Keep the images out while you set down the data exactly.

BEGIN Data section

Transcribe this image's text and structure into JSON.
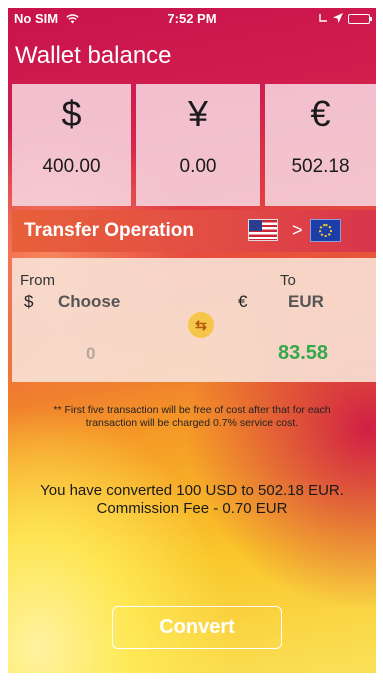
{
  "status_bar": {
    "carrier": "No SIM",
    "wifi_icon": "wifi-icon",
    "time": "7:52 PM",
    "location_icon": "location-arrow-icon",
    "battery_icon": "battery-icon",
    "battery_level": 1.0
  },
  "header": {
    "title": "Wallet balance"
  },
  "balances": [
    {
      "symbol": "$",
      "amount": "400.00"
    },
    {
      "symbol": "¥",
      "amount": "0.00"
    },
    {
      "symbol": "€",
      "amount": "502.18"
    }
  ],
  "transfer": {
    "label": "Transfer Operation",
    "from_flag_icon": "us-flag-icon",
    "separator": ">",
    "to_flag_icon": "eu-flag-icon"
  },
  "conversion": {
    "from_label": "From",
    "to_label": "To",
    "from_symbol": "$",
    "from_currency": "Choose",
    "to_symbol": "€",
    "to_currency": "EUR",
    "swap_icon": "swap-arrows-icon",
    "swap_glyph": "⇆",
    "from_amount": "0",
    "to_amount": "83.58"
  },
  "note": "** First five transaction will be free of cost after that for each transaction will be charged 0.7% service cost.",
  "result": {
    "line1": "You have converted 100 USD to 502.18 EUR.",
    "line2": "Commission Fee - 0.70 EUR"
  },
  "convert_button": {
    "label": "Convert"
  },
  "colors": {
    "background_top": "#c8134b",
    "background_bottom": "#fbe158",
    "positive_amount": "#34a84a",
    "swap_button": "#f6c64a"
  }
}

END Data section

(Reply to the task):
Transcribe this image's text and structure into JSON.
{
  "status_bar": {
    "carrier": "No SIM",
    "wifi_icon": "wifi-icon",
    "time": "7:52 PM",
    "location_icon": "location-arrow-icon",
    "battery_icon": "battery-icon",
    "battery_level": 1.0
  },
  "header": {
    "title": "Wallet balance"
  },
  "balances": [
    {
      "symbol": "$",
      "amount": "400.00"
    },
    {
      "symbol": "¥",
      "amount": "0.00"
    },
    {
      "symbol": "€",
      "amount": "502.18"
    }
  ],
  "transfer": {
    "label": "Transfer Operation",
    "from_flag_icon": "us-flag-icon",
    "separator": ">",
    "to_flag_icon": "eu-flag-icon"
  },
  "conversion": {
    "from_label": "From",
    "to_label": "To",
    "from_symbol": "$",
    "from_currency": "Choose",
    "to_symbol": "€",
    "to_currency": "EUR",
    "swap_icon": "swap-arrows-icon",
    "swap_glyph": "⇆",
    "from_amount": "0",
    "to_amount": "83.58"
  },
  "note": "** First five transaction will be free of cost after that for each transaction will be charged 0.7% service cost.",
  "result": {
    "line1": "You have converted 100 USD to 502.18 EUR.",
    "line2": "Commission Fee - 0.70 EUR"
  },
  "convert_button": {
    "label": "Convert"
  },
  "colors": {
    "background_top": "#c8134b",
    "background_bottom": "#fbe158",
    "positive_amount": "#34a84a",
    "swap_button": "#f6c64a"
  }
}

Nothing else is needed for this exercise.